# Conditional logic in InfoPath

I consider InfoPath Forms Services to be one of the most underrated features of SharePoint. When combined with workflows, InfoPath allows us to streamline most day-to-day tasks. Sometimes that takes a little creativity…
A scenario that I’ve run into a few times now is trying to find the first non-null value from a given set of fields. Most recently, I created a production log in InfoPath where each row represented an hour’s worth of parts successfully produced. I wanted to be able to report on the most recent hour’s production (similar to SQL’s COALESCE statement), but there’s no obvious way to do that.
In most systems, we’d use some form of "if", "while", "switch" or other conditional statements. For InfoPath actions, validation, and formattion rules, most functions are geared around math or string manipulation.
A workaround
It turns out that we can create conditional logic in InfoPath through a combination of the string-length() function, multiplication, and number comparisons.
A warning: this approach definitely isn’t pretty, but it works.
The crux of this trick is that comparisons return boolean values but booleans can be cast to strings. That means that a statement like "1 > 0" returns "true" while "1 < 0" returns "false". We can then take a logical comparison’s output and wrap it with the string-length() function. That gives either 4 or 5 (for the lengths of "true" or "false"). We can then use those values to determine which value to return.
An example of how we’d handle conditional logic in most languages:

if (value1 > value2)

output = value1;

else

output = value2;

In InfoPath, we can instead do:
(5 - string-length(value1 > value2)) * value1 + (5 - string-length(value1 <= value2)) * value2

If the first string length will be 4 for "true" and 5 – 4 = 1, the first multiplication returns value1. If the second string length will be 5 for "false" and 5 – 5 = 0, the second multiplication will return value2.

Conditional logic in action

I applied this approach to the production form mentioned above.

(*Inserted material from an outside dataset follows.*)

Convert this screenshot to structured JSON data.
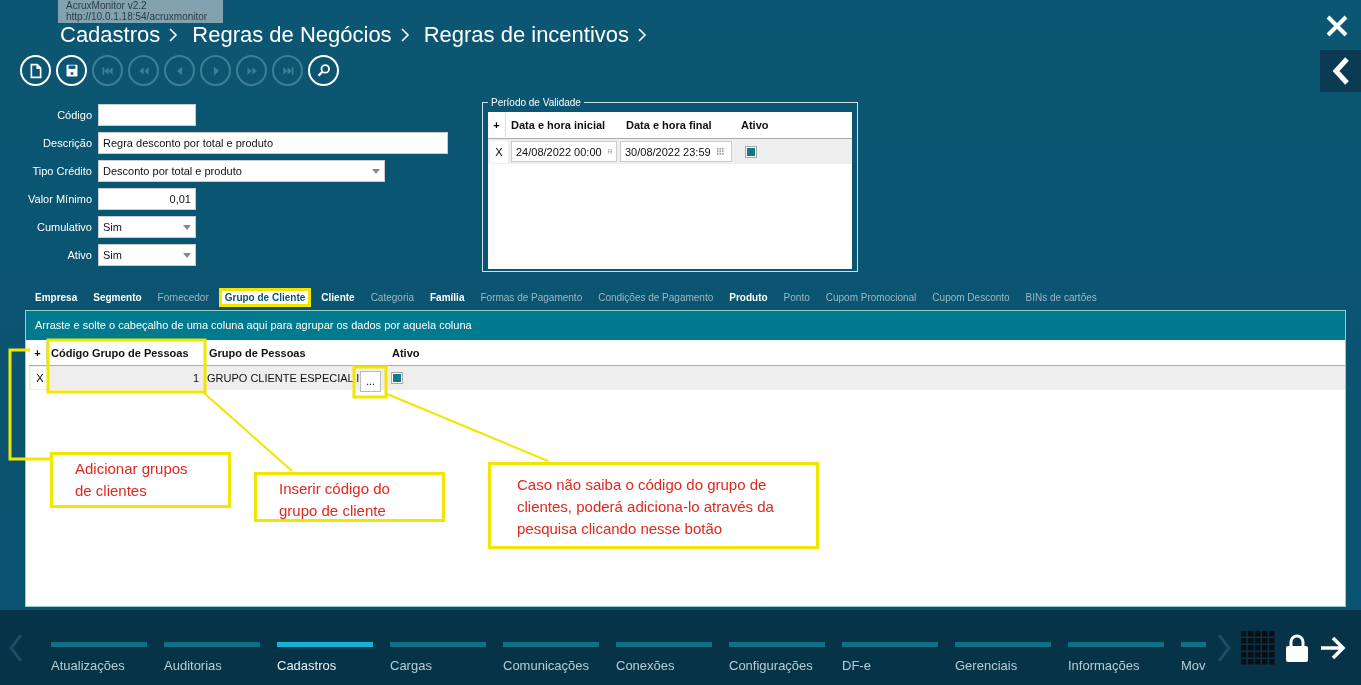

Employees would enter their hourly production and the latest hour’s data would be promoted to a promoted field for SharePoint reporting.

The code ended up like this:

../my:goodParts16 + (string-length(../my:goodParts16 > 0 or ../my:badParts16 > 0) - 4) *(../my:goodParts15 + (string-length(../my:goodParts15 > 0 or ../my:badParts15 > 0) - 4) *(../my:goodParts14 + (string-length(../my:goodParts14 > 0 or ../my:badParts14 > 0) - 4) *(../my:goodParts13 + (string-length(../my:goodParts13 > 0 or ../my:badParts13 > 0) - 4) *(../my:goodParts12 + (string-length(../my:goodParts12 > 0 or ../my:badParts12 > 0) - 4) *(../my:goodParts11 + (string-length(../my:goodParts11 > 0 or ../my:badParts11 > 0) - 4) *(../my:goodParts10 + (string-length(../my:goodParts10 > 0 or ../my:badParts10 > 0) - 4) *(../my:goodParts9 + (string-length(../my:goodParts9 > 0 or ../my:badParts9 > 0) - 4))))))))

As can be seen, the code piles up quickly but it works. If the user has entered data for the 4:00pm hour, that branch will show. Otherwise, it will check for 3:00pm, then 2:00pm, etc.

Attached is an example InfoPath form template demonstrating this approach. After downloading the file, remove the ".rename" extension from its name.

• InfoPath form template with conditional logic